With explicitly pointing out the tune's intermediate modulation (or tonicization, the shifting of the tonic) it is, according to Rule 1, clear beyond any doubt that the chord for playing the _b_ notes in measure 7 must be the E7 chord and, for the _a_ and _c#_ notes, the A chord. Designating the key of D for measure 8 has double effect: It demands the D chord for the _d_ notes and, equally important, it suggests using the "tonic finger" for pressing the D chord and thus enabling with just a one position move of that finger pressing the G chord for playing the _d_, the first note in measure 9. (The G chord is here exactly the right one, following Rule 1.) And the tonicization in measure 11, the shift of the tonic to C, has a double effect: It causes the _b_ and _g_ notes in the measure to be played from the G7 chord and the _c_ note to be played from the C chord. (Without that tonicization marking those notes would be played from the G and D7 chords, respectively.)
In general, designating the key properly, particularly for temporary key changes, may save doubly: accidentals in the staff as well as chord symbols above the staff.
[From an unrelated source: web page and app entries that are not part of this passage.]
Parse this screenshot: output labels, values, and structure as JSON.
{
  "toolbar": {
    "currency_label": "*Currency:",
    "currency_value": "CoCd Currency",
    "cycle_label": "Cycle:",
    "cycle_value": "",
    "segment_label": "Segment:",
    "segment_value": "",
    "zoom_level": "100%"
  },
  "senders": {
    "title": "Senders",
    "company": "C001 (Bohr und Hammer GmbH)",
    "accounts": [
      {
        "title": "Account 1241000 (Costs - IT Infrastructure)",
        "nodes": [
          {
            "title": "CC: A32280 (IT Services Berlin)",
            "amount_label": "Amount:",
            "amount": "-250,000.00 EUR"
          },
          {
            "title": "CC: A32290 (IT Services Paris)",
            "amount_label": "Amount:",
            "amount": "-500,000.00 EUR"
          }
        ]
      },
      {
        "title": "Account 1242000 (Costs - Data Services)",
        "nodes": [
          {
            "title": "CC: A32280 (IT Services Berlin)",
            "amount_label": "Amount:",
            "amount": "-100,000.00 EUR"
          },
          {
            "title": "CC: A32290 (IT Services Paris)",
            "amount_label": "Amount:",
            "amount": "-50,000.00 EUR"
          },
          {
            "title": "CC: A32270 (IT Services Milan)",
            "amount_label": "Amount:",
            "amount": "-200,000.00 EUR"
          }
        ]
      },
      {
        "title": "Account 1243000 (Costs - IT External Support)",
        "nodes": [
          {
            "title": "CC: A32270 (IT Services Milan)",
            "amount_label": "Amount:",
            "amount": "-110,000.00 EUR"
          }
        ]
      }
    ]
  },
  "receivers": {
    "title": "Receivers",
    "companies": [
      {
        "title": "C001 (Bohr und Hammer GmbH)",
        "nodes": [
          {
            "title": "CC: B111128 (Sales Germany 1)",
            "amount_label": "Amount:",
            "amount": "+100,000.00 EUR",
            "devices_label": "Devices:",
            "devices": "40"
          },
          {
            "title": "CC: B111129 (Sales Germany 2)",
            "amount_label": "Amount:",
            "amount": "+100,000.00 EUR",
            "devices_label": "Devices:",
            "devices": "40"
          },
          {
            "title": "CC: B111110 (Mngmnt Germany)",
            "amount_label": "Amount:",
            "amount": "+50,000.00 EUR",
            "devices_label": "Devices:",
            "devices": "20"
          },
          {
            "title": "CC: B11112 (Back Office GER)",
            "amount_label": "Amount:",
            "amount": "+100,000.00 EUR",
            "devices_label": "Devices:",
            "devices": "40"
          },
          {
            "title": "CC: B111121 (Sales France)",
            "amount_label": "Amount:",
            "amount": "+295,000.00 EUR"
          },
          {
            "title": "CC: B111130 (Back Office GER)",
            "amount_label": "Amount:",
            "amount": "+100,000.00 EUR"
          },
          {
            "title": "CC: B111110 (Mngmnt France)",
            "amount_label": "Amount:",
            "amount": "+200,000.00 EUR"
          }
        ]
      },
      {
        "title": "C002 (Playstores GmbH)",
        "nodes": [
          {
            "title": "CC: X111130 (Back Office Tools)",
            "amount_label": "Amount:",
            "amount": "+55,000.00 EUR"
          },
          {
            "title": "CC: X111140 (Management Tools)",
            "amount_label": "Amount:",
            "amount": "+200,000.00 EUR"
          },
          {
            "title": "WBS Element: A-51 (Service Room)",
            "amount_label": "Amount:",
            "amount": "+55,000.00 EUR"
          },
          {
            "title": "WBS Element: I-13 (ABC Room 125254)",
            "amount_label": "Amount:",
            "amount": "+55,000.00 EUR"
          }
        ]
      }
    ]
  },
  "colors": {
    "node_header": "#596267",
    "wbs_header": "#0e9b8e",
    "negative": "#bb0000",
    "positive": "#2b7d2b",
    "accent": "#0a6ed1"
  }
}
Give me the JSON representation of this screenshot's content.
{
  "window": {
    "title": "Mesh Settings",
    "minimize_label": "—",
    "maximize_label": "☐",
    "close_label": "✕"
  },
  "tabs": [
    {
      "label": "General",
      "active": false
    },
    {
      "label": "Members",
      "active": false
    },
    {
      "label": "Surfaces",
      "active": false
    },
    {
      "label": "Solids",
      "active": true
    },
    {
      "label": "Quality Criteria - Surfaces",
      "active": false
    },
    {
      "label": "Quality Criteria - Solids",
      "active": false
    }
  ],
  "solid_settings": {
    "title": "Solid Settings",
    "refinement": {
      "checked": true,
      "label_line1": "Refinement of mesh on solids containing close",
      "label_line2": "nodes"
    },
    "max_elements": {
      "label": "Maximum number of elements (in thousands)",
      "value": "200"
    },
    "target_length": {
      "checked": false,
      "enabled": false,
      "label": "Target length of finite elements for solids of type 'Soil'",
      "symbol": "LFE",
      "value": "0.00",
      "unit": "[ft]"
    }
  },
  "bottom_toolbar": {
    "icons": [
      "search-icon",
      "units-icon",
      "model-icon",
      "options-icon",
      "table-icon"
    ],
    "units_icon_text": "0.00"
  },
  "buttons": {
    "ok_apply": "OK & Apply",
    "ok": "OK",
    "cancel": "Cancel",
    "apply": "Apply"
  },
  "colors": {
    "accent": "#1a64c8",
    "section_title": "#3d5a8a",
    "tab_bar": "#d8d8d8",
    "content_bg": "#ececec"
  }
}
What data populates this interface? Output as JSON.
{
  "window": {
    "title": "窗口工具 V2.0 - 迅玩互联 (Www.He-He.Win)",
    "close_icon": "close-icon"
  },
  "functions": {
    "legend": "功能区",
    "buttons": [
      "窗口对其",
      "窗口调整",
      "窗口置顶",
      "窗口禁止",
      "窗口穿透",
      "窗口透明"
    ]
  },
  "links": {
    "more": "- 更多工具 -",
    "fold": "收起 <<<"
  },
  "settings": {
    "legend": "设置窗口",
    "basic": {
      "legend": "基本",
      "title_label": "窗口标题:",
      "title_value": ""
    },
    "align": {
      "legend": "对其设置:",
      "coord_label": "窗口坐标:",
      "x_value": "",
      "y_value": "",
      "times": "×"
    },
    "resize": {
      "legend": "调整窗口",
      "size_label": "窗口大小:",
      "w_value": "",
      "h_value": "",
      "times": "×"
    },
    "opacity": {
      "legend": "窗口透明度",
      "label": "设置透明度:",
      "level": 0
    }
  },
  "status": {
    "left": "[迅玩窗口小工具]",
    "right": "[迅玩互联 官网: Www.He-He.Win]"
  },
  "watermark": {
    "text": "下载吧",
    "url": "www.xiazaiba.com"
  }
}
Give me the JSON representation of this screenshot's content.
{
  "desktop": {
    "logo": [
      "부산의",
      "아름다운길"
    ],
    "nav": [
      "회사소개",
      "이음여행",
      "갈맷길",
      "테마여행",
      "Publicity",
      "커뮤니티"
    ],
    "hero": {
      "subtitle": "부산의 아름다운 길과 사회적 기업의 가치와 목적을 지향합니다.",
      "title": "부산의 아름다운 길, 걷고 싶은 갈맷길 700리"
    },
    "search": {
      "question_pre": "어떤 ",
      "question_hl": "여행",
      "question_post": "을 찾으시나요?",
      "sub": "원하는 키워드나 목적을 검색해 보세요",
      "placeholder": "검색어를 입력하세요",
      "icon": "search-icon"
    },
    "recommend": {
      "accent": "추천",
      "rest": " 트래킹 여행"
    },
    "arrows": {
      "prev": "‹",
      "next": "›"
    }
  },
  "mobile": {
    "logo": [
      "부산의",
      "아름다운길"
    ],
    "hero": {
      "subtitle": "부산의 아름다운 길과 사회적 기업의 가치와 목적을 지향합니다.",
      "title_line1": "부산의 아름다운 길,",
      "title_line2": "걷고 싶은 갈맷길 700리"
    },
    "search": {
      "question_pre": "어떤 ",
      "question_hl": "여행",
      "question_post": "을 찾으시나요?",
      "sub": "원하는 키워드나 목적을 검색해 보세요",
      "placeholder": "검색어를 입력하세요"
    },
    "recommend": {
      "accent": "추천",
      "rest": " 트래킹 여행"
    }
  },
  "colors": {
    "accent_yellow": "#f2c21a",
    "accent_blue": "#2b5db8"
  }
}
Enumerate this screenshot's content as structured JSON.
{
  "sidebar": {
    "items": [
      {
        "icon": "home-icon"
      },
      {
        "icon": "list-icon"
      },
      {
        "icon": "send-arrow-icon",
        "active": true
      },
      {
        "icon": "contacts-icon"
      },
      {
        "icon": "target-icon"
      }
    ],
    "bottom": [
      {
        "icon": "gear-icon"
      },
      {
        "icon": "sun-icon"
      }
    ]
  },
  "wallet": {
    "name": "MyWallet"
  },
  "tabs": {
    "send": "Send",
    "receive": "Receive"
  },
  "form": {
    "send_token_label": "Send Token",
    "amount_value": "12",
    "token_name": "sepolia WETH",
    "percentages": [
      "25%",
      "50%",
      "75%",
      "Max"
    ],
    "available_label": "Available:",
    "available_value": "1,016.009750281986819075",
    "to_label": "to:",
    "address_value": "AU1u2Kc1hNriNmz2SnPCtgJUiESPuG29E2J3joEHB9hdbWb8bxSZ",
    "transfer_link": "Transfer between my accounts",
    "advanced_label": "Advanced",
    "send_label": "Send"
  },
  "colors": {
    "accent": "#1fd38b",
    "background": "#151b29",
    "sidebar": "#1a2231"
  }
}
While not all accidentals and, consequently, the chord symbols can be discarded this way, recognising and acknowledging tonicization is, according to my observation, the remedy for at least 80 % of accidentals in the Western (popular) music of the past 400 years.
An example, where the recognition of a temporary modulation actually introduces accidentals in the staff, can be found in the sheet music for "Mountain Song" (in row with ID "Italian #1" in the main table): By changing the key designation for the staves beginning with measures 33 and 37, respectively, a natural sign became necessary in measure 38 -- and thus we have a logical explanation for the feeling that the Em chord is most appropriate for the _g_ notes in that measure!
Summarising, Rule 3 together with Rule 1 provides an extremely good guess which chords are to be assigned for melody playing a tune with out-of-scale notes.
Modal tunes tend to be rather tricky, and this is true especially for the minor modes (natural, harmonic, melodic). So I do not rely on giving the mode, instead I always explicitly assign all the chords for modal tunes.
And this concludes my short (!) note.
Photo by Nicolai Meyer, June 2009